### Excerpted records

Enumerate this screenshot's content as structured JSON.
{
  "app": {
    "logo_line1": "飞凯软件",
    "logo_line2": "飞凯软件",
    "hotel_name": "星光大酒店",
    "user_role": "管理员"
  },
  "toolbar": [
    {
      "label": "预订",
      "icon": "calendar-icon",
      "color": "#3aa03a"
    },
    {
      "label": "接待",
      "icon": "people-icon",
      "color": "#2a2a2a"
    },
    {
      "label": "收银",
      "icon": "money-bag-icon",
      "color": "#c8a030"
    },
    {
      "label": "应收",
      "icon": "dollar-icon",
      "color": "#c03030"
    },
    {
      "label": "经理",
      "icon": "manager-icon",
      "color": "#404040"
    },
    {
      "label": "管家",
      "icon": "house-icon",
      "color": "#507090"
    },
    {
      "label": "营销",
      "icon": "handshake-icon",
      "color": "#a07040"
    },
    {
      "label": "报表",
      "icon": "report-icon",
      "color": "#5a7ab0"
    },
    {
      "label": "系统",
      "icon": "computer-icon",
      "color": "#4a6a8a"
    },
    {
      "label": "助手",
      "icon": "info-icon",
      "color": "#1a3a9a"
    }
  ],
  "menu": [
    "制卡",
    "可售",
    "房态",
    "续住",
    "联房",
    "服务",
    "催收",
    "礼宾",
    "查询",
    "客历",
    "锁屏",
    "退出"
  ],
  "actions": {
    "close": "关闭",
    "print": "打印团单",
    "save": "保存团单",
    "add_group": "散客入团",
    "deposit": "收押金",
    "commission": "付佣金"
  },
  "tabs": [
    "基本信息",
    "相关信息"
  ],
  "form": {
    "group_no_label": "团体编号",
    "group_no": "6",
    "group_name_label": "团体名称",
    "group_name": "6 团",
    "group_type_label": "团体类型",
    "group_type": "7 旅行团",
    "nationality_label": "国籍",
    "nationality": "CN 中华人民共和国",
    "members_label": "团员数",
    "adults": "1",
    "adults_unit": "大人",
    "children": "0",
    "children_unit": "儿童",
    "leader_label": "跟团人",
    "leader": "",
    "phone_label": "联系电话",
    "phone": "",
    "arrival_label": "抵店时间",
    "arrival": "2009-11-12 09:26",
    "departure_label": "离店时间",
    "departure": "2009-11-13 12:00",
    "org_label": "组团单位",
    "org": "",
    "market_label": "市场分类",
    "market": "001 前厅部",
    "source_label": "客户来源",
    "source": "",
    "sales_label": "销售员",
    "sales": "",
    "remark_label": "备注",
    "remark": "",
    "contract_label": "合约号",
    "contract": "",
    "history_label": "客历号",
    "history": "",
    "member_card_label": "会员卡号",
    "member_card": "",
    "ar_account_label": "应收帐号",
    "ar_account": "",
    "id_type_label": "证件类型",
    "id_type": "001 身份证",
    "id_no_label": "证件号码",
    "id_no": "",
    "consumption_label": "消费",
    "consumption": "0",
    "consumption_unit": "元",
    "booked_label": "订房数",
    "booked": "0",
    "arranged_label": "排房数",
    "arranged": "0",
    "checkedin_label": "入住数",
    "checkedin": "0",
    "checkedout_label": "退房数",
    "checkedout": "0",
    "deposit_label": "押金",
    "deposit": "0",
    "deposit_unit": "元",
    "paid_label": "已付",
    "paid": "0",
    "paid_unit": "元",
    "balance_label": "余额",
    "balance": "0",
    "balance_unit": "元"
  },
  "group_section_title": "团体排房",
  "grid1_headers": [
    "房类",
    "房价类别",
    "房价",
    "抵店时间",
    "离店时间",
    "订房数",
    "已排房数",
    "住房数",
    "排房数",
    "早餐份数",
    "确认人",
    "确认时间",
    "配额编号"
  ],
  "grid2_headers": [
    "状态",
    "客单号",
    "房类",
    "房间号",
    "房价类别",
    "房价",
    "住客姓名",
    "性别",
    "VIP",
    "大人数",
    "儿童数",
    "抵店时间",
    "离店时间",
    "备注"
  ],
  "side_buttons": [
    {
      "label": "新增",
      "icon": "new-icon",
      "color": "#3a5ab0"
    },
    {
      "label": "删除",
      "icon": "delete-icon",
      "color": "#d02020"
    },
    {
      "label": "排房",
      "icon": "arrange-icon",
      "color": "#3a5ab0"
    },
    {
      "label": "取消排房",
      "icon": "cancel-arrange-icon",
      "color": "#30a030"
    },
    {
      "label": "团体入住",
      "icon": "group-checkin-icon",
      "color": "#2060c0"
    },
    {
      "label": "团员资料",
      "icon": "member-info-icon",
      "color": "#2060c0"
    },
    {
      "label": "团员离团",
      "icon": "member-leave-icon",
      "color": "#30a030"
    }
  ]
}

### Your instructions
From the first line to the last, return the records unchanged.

### Output
Enumerate this screenshot's content as structured JSON.
{
  "app": {
    "logo_line1": "飞凯软件",
    "logo_line2": "飞凯软件",
    "hotel_name": "星光大酒店",
    "user_role": "管理员"
  },
  "toolbar": [
    {
      "label": "预订",
      "icon": "calendar-icon",
      "color": "#3aa03a"
    },
    {
      "label": "接待",
      "icon": "people-icon",
      "color": "#2a2a2a"
    },
    {
      "label": "收银",
      "icon": "money-bag-icon",
      "color": "#c8a030"
    },
    {
      "label": "应收",
      "icon": "dollar-icon",
      "color": "#c03030"
    },
    {
      "label": "经理",
      "icon": "manager-icon",
      "color": "#404040"
    },
    {
      "label": "管家",
      "icon": "house-icon",
      "color": "#507090"
    },
    {
      "label": "营销",
      "icon": "handshake-icon",
      "color": "#a07040"
    },
    {
      "label": "报表",
      "icon": "report-icon",
      "color": "#5a7ab0"
    },
    {
      "label": "系统",
      "icon": "computer-icon",
      "color": "#4a6a8a"
    },
    {
      "label": "助手",
      "icon": "info-icon",
      "color": "#1a3a9a"
    }
  ],
  "menu": [
    "制卡",
    "可售",
    "房态",
    "续住",
    "联房",
    "服务",
    "催收",
    "礼宾",
    "查询",
    "客历",
    "锁屏",
    "退出"
  ],
  "actions": {
    "close": "关闭",
    "print": "打印团单",
    "save": "保存团单",
    "add_group": "散客入团",
    "deposit": "收押金",
    "commission": "付佣金"
  },
  "tabs": [
    "基本信息",
    "相关信息"
  ],
  "form": {
    "group_no_label": "团体编号",
    "group_no": "6",
    "group_name_label": "团体名称",
    "group_name": "6 团",
    "group_type_label": "团体类型",
    "group_type": "7 旅行团",
    "nationality_label": "国籍",
    "nationality": "CN 中华人民共和国",
    "members_label": "团员数",
    "adults": "1",
    "adults_unit": "大人",
    "children": "0",
    "children_unit": "儿童",
    "leader_label": "跟团人",
    "leader": "",
    "phone_label": "联系电话",
    "phone": "",
    "arrival_label": "抵店时间",
    "arrival": "2009-11-12 09:26",
    "departure_label": "离店时间",
    "departure": "2009-11-13 12:00",
    "org_label": "组团单位",
    "org": "",
    "market_label": "市场分类",
    "market": "001 前厅部",
    "source_label": "客户来源",
    "source": "",
    "sales_label": "销售员",
    "sales": "",
    "remark_label": "备注",
    "remark": "",
    "contract_label": "合约号",
    "contract": "",
    "history_label": "客历号",
    "history": "",
    "member_card_label": "会员卡号",
    "member_card": "",
    "ar_account_label": "应收帐号",
    "ar_account": "",
    "id_type_label": "证件类型",
    "id_type": "001 身份证",
    "id_no_label": "证件号码",
    "id_no": "",
    "consumption_label": "消费",
    "consumption": "0",
    "consumption_unit": "元",
    "booked_label": "订房数",
    "booked": "0",
    "arranged_label": "排房数",
    "arranged": "0",
    "checkedin_label": "入住数",
    "checkedin": "0",
    "checkedout_label": "退房数",
    "checkedout": "0",
    "deposit_label": "押金",
    "deposit": "0",
    "deposit_unit": "元",
    "paid_label": "已付",
    "paid": "0",
    "paid_unit": "元",
    "balance_label": "余额",
    "balance": "0",
    "balance_unit": "元"
  },
  "group_section_title": "团体排房",
  "grid1_headers": [
    "房类",
    "房价类别",
    "房价",
    "抵店时间",
    "离店时间",
    "订房数",
    "已排房数",
    "住房数",
    "排房数",
    "早餐份数",
    "确认人",
    "确认时间",
    "配额编号"
  ],
  "grid2_headers": [
    "状态",
    "客单号",
    "房类",
    "房间号",
    "房价类别",
    "房价",
    "住客姓名",
    "性别",
    "VIP",
    "大人数",
    "儿童数",
    "抵店时间",
    "离店时间",
    "备注"
  ],
  "side_buttons": [
    {
      "label": "新增",
      "icon": "new-icon",
      "color": "#3a5ab0"
    },
    {
      "label": "删除",
      "icon": "delete-icon",
      "color": "#d02020"
    },
    {
      "label": "排房",
      "icon": "arrange-icon",
      "color": "#3a5ab0"
    },
    {
      "label": "取消排房",
      "icon": "cancel-arrange-icon",
      "color": "#30a030"
    },
    {
      "label": "团体入住",
      "icon": "group-checkin-icon",
      "color": "#2060c0"
    },
    {
      "label": "团员资料",
      "icon": "member-info-icon",
      "color": "#2060c0"
    },
    {
      "label": "团员离团",
      "icon": "member-leave-icon",
      "color": "#30a030"
    }
  ]
}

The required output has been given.